**REQUIREMENT**
How many of the lines below hold "avatar"? Only the number, please.

━━━

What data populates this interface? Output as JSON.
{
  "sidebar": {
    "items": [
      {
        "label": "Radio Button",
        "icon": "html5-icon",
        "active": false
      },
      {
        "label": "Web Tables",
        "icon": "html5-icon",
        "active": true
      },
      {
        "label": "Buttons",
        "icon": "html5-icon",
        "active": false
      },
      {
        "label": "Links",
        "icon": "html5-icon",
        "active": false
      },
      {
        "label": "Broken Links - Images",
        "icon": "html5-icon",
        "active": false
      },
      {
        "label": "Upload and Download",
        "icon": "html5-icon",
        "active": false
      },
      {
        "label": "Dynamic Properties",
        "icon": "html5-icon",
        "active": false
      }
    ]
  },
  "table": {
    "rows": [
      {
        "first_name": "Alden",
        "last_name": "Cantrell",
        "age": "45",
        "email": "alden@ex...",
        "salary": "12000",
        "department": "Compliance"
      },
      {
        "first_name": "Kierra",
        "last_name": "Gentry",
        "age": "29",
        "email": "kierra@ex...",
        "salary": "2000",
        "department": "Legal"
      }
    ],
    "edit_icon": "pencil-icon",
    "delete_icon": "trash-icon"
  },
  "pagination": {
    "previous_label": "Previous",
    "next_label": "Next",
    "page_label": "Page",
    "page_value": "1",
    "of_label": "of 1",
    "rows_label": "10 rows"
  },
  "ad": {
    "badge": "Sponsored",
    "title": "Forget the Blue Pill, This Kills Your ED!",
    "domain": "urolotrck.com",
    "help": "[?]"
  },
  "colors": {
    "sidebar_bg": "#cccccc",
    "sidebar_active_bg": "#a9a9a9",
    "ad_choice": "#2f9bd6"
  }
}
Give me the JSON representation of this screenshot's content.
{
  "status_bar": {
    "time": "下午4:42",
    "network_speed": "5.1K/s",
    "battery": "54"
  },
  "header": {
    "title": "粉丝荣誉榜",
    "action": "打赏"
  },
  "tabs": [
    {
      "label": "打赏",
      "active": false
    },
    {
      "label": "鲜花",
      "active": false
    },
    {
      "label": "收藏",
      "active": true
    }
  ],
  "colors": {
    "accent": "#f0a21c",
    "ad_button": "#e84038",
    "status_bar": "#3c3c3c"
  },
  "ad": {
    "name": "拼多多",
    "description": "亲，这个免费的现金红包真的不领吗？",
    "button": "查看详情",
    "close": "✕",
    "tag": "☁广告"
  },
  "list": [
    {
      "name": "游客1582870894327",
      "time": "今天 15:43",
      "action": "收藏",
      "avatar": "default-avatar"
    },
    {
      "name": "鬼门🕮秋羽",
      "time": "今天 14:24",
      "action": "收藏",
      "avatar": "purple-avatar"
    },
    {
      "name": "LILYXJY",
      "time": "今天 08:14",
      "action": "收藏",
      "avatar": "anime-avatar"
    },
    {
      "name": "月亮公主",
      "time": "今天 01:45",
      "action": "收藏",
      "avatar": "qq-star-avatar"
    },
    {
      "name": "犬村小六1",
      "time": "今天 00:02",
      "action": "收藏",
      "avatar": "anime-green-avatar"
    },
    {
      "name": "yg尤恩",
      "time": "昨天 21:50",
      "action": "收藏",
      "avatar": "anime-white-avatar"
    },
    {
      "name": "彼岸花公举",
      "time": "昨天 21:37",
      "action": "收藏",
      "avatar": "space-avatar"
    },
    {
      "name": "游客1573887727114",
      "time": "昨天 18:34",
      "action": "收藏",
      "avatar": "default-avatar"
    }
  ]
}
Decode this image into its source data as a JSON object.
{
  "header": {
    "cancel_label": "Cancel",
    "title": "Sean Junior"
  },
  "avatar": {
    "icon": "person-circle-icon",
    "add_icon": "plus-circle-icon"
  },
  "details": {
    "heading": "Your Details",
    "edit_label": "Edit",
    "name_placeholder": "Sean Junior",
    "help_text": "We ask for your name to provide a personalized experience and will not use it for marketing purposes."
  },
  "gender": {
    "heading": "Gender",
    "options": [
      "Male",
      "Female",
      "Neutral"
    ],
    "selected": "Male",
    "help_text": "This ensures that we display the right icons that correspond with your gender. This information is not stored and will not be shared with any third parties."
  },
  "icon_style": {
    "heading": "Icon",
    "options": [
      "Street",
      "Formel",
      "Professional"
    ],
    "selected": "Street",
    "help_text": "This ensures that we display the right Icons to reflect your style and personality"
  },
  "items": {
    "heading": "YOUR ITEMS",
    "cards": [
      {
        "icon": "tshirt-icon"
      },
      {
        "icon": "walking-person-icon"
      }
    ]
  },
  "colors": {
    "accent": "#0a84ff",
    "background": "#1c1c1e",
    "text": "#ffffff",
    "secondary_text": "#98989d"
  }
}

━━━

**ANSWER FOR THE TASK**
9